For leading a movement to engage art with science in education and research, Carol LaFayette, a visualization professor at Texas A&M University, recently received an honorary Doctorate of Fine Arts degree from Moore College of Art & Design in Philadelphia.
LaFayette, holder of the Harold L. Adams Interdisciplinary Professorship in Visualization, was chosen for the honor by Moore’s honorary degree selection committee, which consists of faculty, students and the school’s academic dean.
“Her work expands the boundaries of art and science in this ever-increasing interdisciplinary world,” said Cecelia Fitzgibbon, Moore president. “She is a role model for students and worthy of this recognition.”
LaFayette was honored May 15, 2016 at the 166th commencement of the school, the oldest women’s visual arts college in the United States.
In 2011, the National Science Foundation chose LaFayette to organize a network of scientiests, engineers, artists, and designers interested in bridging gaps between disciplines. The effort yielded the Network for Sciences, Engineering, Arts and Design, or SEAD Network, an international group that advocates for STEM to STEAM — intersections of art and design with science, technology, engineering and mathematics.
Today, STEM to STEAM is a global movement.

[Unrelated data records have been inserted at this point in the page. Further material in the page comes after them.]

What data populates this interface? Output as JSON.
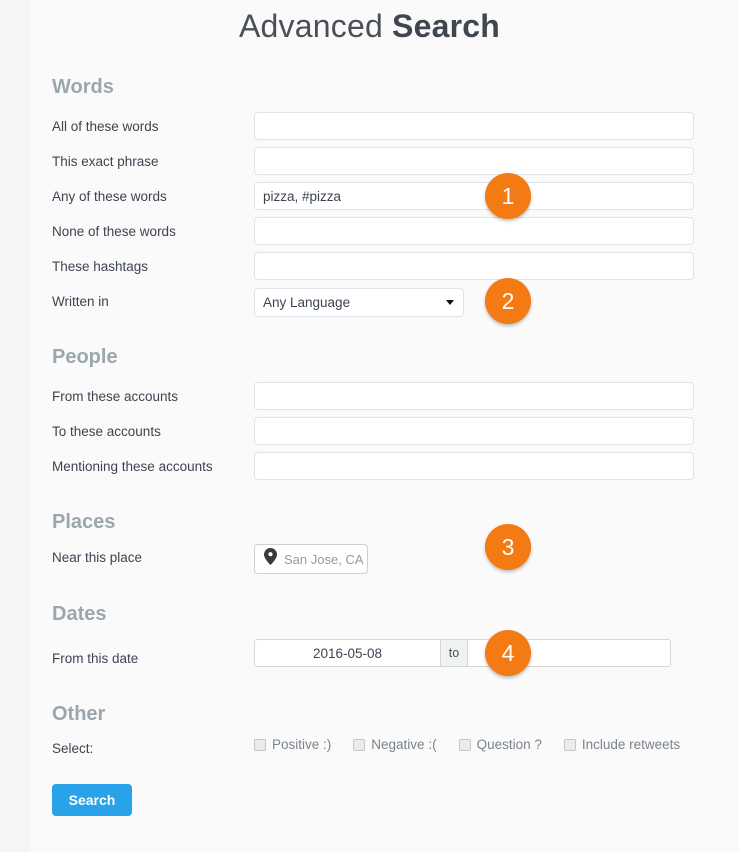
{
  "title": {
    "light": "Advanced ",
    "bold": "Search"
  },
  "sections": {
    "words": {
      "heading": "Words",
      "rows": [
        {
          "label": "All of these words",
          "value": "",
          "placeholder": ""
        },
        {
          "label": "This exact phrase",
          "value": "",
          "placeholder": ""
        },
        {
          "label": "Any of these words",
          "value": "pizza, #pizza",
          "placeholder": ""
        },
        {
          "label": "None of these words",
          "value": "",
          "placeholder": ""
        },
        {
          "label": "These hashtags",
          "value": "",
          "placeholder": ""
        }
      ],
      "language": {
        "label": "Written in",
        "selected": "Any Language",
        "caret_icon": "chevron-down-icon"
      }
    },
    "people": {
      "heading": "People",
      "rows": [
        {
          "label": "From these accounts",
          "value": "",
          "placeholder": ""
        },
        {
          "label": "To these accounts",
          "value": "",
          "placeholder": ""
        },
        {
          "label": "Mentioning these accounts",
          "value": "",
          "placeholder": ""
        }
      ]
    },
    "places": {
      "heading": "Places",
      "label": "Near this place",
      "icon": "map-pin-icon",
      "value": "San Jose, CA"
    },
    "dates": {
      "heading": "Dates",
      "label": "From this date",
      "from_value": "2016-05-08",
      "separator": "to",
      "to_value": ""
    },
    "other": {
      "heading": "Other",
      "label": "Select:",
      "checkboxes": [
        {
          "label": "Positive :)",
          "checked": false
        },
        {
          "label": "Negative :(",
          "checked": false
        },
        {
          "label": "Question ?",
          "checked": false
        },
        {
          "label": "Include retweets",
          "checked": false
        }
      ]
    }
  },
  "submit": {
    "label": "Search"
  },
  "badges": [
    {
      "number": "1"
    },
    {
      "number": "2"
    },
    {
      "number": "3"
    },
    {
      "number": "4"
    }
  ],
  "colors": {
    "accent_badge": "#f47a13",
    "button_blue": "#28a2e8",
    "heading_grey": "#9aa8ad",
    "page_background": "#fafafa"
  }
}
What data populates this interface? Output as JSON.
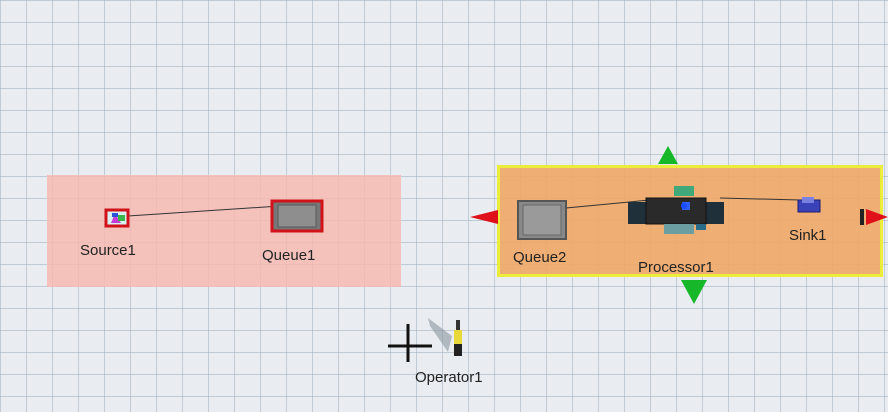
{
  "model": {
    "objects": [
      {
        "id": "source",
        "label": "Source1",
        "type": "source-icon"
      },
      {
        "id": "queue1",
        "label": "Queue1",
        "type": "queue-icon"
      },
      {
        "id": "queue2",
        "label": "Queue2",
        "type": "queue-icon"
      },
      {
        "id": "processor",
        "label": "Processor1",
        "type": "conveyor-icon"
      },
      {
        "id": "sink",
        "label": "Sink1",
        "type": "sink-icon"
      },
      {
        "id": "operator",
        "label": "Operator1",
        "type": "operator-icon"
      }
    ],
    "colors": {
      "floor": "#e9edf1",
      "grid": "#a0afbe",
      "plane_left": "#f6bab2",
      "plane_right": "#efa868",
      "selection_border": "#ecec3a",
      "handle_red": "#e0101a",
      "handle_green": "#16b82a"
    }
  }
}
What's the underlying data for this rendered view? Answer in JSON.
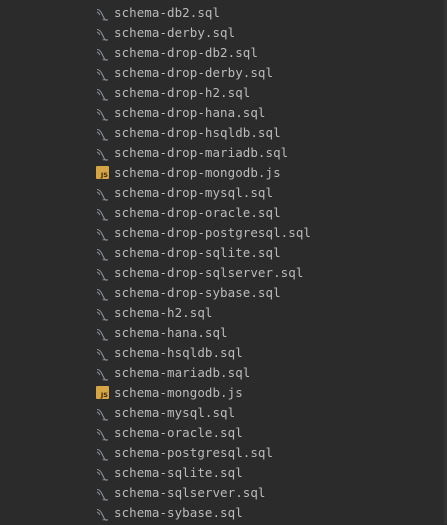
{
  "files": [
    {
      "name": "schema-db2.sql",
      "type": "sql",
      "icon": "sql-file-icon"
    },
    {
      "name": "schema-derby.sql",
      "type": "sql",
      "icon": "sql-file-icon"
    },
    {
      "name": "schema-drop-db2.sql",
      "type": "sql",
      "icon": "sql-file-icon"
    },
    {
      "name": "schema-drop-derby.sql",
      "type": "sql",
      "icon": "sql-file-icon"
    },
    {
      "name": "schema-drop-h2.sql",
      "type": "sql",
      "icon": "sql-file-icon"
    },
    {
      "name": "schema-drop-hana.sql",
      "type": "sql",
      "icon": "sql-file-icon"
    },
    {
      "name": "schema-drop-hsqldb.sql",
      "type": "sql",
      "icon": "sql-file-icon"
    },
    {
      "name": "schema-drop-mariadb.sql",
      "type": "sql",
      "icon": "sql-file-icon"
    },
    {
      "name": "schema-drop-mongodb.js",
      "type": "js",
      "icon": "js-file-icon",
      "badge": "JS"
    },
    {
      "name": "schema-drop-mysql.sql",
      "type": "sql",
      "icon": "sql-file-icon"
    },
    {
      "name": "schema-drop-oracle.sql",
      "type": "sql",
      "icon": "sql-file-icon"
    },
    {
      "name": "schema-drop-postgresql.sql",
      "type": "sql",
      "icon": "sql-file-icon"
    },
    {
      "name": "schema-drop-sqlite.sql",
      "type": "sql",
      "icon": "sql-file-icon"
    },
    {
      "name": "schema-drop-sqlserver.sql",
      "type": "sql",
      "icon": "sql-file-icon"
    },
    {
      "name": "schema-drop-sybase.sql",
      "type": "sql",
      "icon": "sql-file-icon"
    },
    {
      "name": "schema-h2.sql",
      "type": "sql",
      "icon": "sql-file-icon"
    },
    {
      "name": "schema-hana.sql",
      "type": "sql",
      "icon": "sql-file-icon"
    },
    {
      "name": "schema-hsqldb.sql",
      "type": "sql",
      "icon": "sql-file-icon"
    },
    {
      "name": "schema-mariadb.sql",
      "type": "sql",
      "icon": "sql-file-icon"
    },
    {
      "name": "schema-mongodb.js",
      "type": "js",
      "icon": "js-file-icon",
      "badge": "JS"
    },
    {
      "name": "schema-mysql.sql",
      "type": "sql",
      "icon": "sql-file-icon"
    },
    {
      "name": "schema-oracle.sql",
      "type": "sql",
      "icon": "sql-file-icon"
    },
    {
      "name": "schema-postgresql.sql",
      "type": "sql",
      "icon": "sql-file-icon"
    },
    {
      "name": "schema-sqlite.sql",
      "type": "sql",
      "icon": "sql-file-icon"
    },
    {
      "name": "schema-sqlserver.sql",
      "type": "sql",
      "icon": "sql-file-icon"
    },
    {
      "name": "schema-sybase.sql",
      "type": "sql",
      "icon": "sql-file-icon"
    }
  ],
  "colors": {
    "background": "#2b2b2b",
    "text": "#bbbbbb",
    "sql_icon": "#8a9199",
    "js_icon": "#d6a545"
  }
}
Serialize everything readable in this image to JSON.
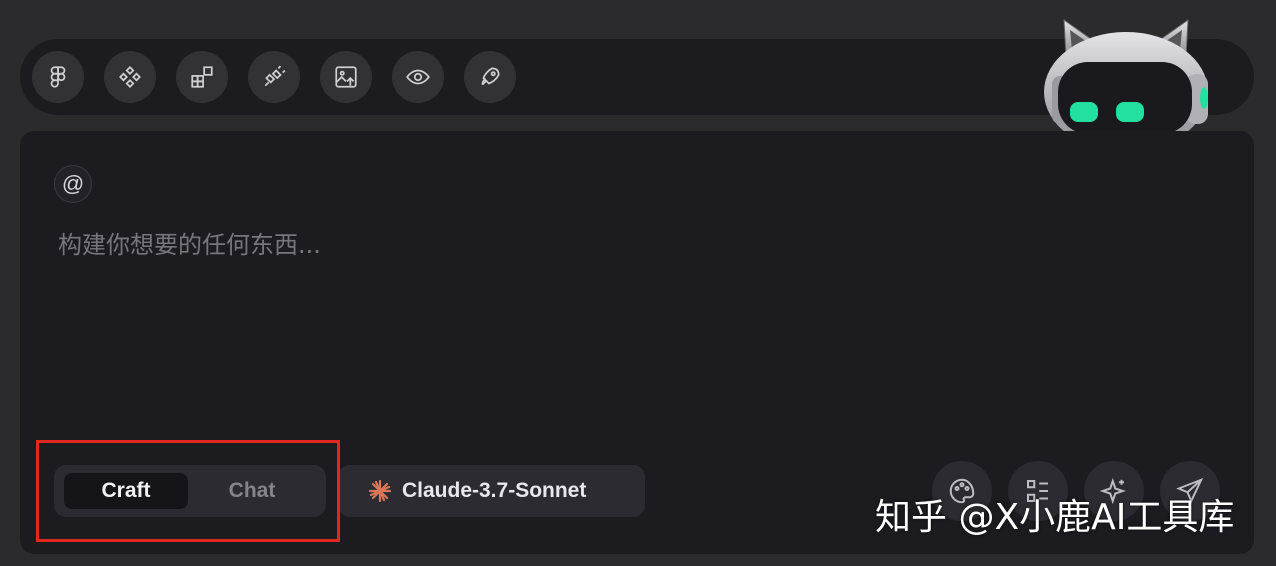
{
  "toolbar": {
    "tools": [
      {
        "icon": "figma-icon"
      },
      {
        "icon": "component-icon"
      },
      {
        "icon": "blocks-icon"
      },
      {
        "icon": "plug-icon"
      },
      {
        "icon": "image-upload-icon"
      },
      {
        "icon": "eye-icon"
      },
      {
        "icon": "rocket-icon"
      }
    ],
    "mascot": "robot-cat-mascot"
  },
  "composer": {
    "mention_symbol": "@",
    "placeholder": "构建你想要的任何东西...",
    "modes": {
      "active": "Craft",
      "inactive": "Chat"
    },
    "model_label": "Claude-3.7-Sonnet",
    "model_icon": "claude-spark-icon",
    "actions": [
      {
        "icon": "palette-icon"
      },
      {
        "icon": "qr-list-icon"
      },
      {
        "icon": "sparkle-icon"
      },
      {
        "icon": "send-icon"
      }
    ]
  },
  "watermark": "知乎 @X小鹿AI工具库",
  "colors": {
    "background": "#2b2b2e",
    "panel": "#1c1b20",
    "highlight": "#e0281e",
    "claude_accent": "#d97757",
    "mascot_eyes": "#22e0a0"
  }
}
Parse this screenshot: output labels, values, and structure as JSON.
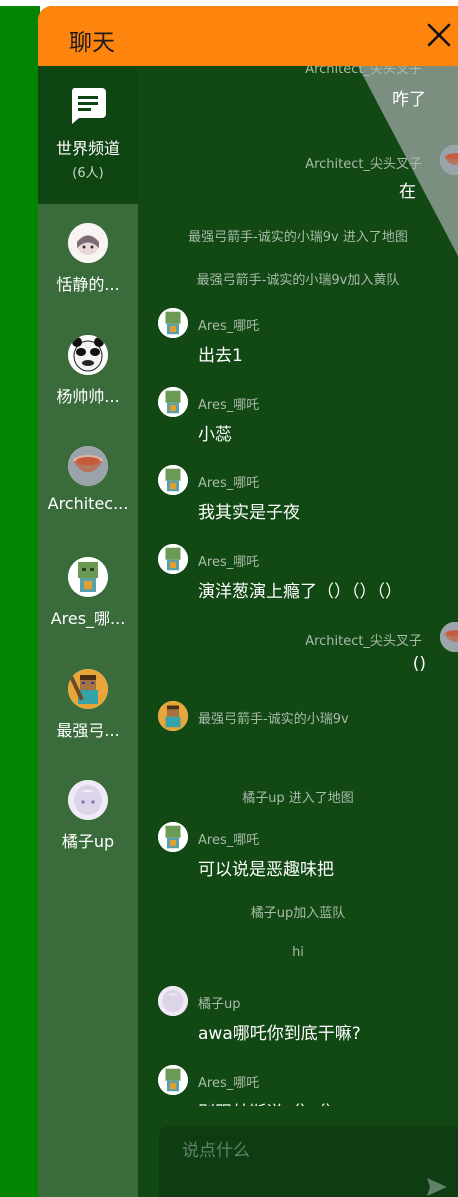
{
  "header": {
    "title": "聊天"
  },
  "channel": {
    "name": "世界频道",
    "count": "(6人)"
  },
  "users": [
    {
      "name": "恬静的...",
      "avatar": "anime-girl"
    },
    {
      "name": "杨帅帅...",
      "avatar": "panda-meme"
    },
    {
      "name": "Architec...",
      "avatar": "bowl"
    },
    {
      "name": "Ares_哪...",
      "avatar": "zombie"
    },
    {
      "name": "最强弓...",
      "avatar": "steve"
    },
    {
      "name": "橘子up",
      "avatar": "white-hair-girl"
    }
  ],
  "messages": [
    {
      "kind": "mine",
      "sender": "Architect_尖头叉子",
      "text": "咋了"
    },
    {
      "kind": "mine",
      "sender": "Architect_尖头叉子",
      "text": "在"
    },
    {
      "kind": "sys",
      "text": "最强弓箭手-诚实的小瑞9v 进入了地图"
    },
    {
      "kind": "sys",
      "text": "最强弓箭手-诚实的小瑞9v加入黄队"
    },
    {
      "kind": "other",
      "sender": "Ares_哪吒",
      "text": "出去1"
    },
    {
      "kind": "other",
      "sender": "Ares_哪吒",
      "text": "小蕊"
    },
    {
      "kind": "other",
      "sender": "Ares_哪吒",
      "text": "我其实是子夜"
    },
    {
      "kind": "other",
      "sender": "Ares_哪吒",
      "text": "演洋葱演上瘾了（）（）（）"
    },
    {
      "kind": "mine",
      "sender": "Architect_尖头叉子",
      "text": "()"
    },
    {
      "kind": "other",
      "sender": "最强弓箭手-诚实的小瑞9v",
      "text": ""
    },
    {
      "kind": "sys",
      "text": "橘子up 进入了地图"
    },
    {
      "kind": "other",
      "sender": "Ares_哪吒",
      "text": "可以说是恶趣味把"
    },
    {
      "kind": "sys",
      "text": "橘子up加入蓝队"
    },
    {
      "kind": "sys",
      "text": "hi"
    },
    {
      "kind": "other",
      "sender": "橘子up",
      "text": "awa哪吒你到底干嘛?"
    },
    {
      "kind": "other",
      "sender": "Ares_哪吒",
      "text": "别跟林斯说（）（）"
    }
  ],
  "input": {
    "placeholder": "说点什么"
  },
  "colors": {
    "header": "#fd850d",
    "sidebar": "#3a6b3b",
    "chat_bg": "#114814",
    "outer": "#018401"
  }
}
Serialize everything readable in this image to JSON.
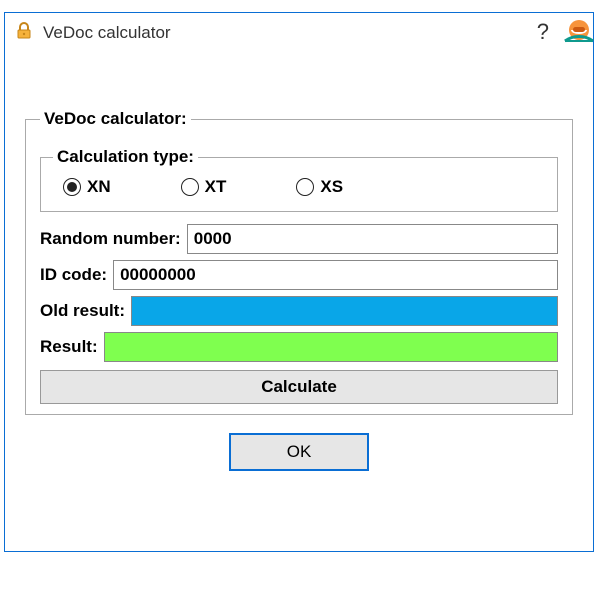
{
  "window": {
    "title": "VeDoc calculator",
    "help": "?"
  },
  "group": {
    "legend": "VeDoc calculator:",
    "calc_type_legend": "Calculation type:",
    "radios": {
      "xn": "XN",
      "xt": "XT",
      "xs": "XS"
    },
    "random_label": "Random number:",
    "random_value": "0000",
    "id_label": "ID code:",
    "id_value": "00000000",
    "old_result_label": "Old result:",
    "result_label": "Result:",
    "calculate": "Calculate"
  },
  "buttons": {
    "ok": "OK"
  }
}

Due in part to SEAD Network initiatives, in December 2015 the National Academies of Sciences, Engineering, and Medicine launched a two-year study investigating the value of integrating the arts and humanities with STEM education, the first time the concept has been investigated at such a high level.
In addition to championing STEAM initiatives, LaFayette, serves as director of the Texas A&M Institute for Applied Creativity, which collaborates coordinates and advocates for multidisciplinary study through the application of creativity and innovative thinking.
LaFayette also works with scientists to invent unique ways to experience interconnections of flora, fauna and phenomena in her laboratory/studio, a regenerating, former ranch in Texas.
She was honored in 2010 with the Texas A&M College of Architecture’s J. Thomas Regan Interdisciplinary Faculty prize and she received a Distinguished Teaching Award in 2003.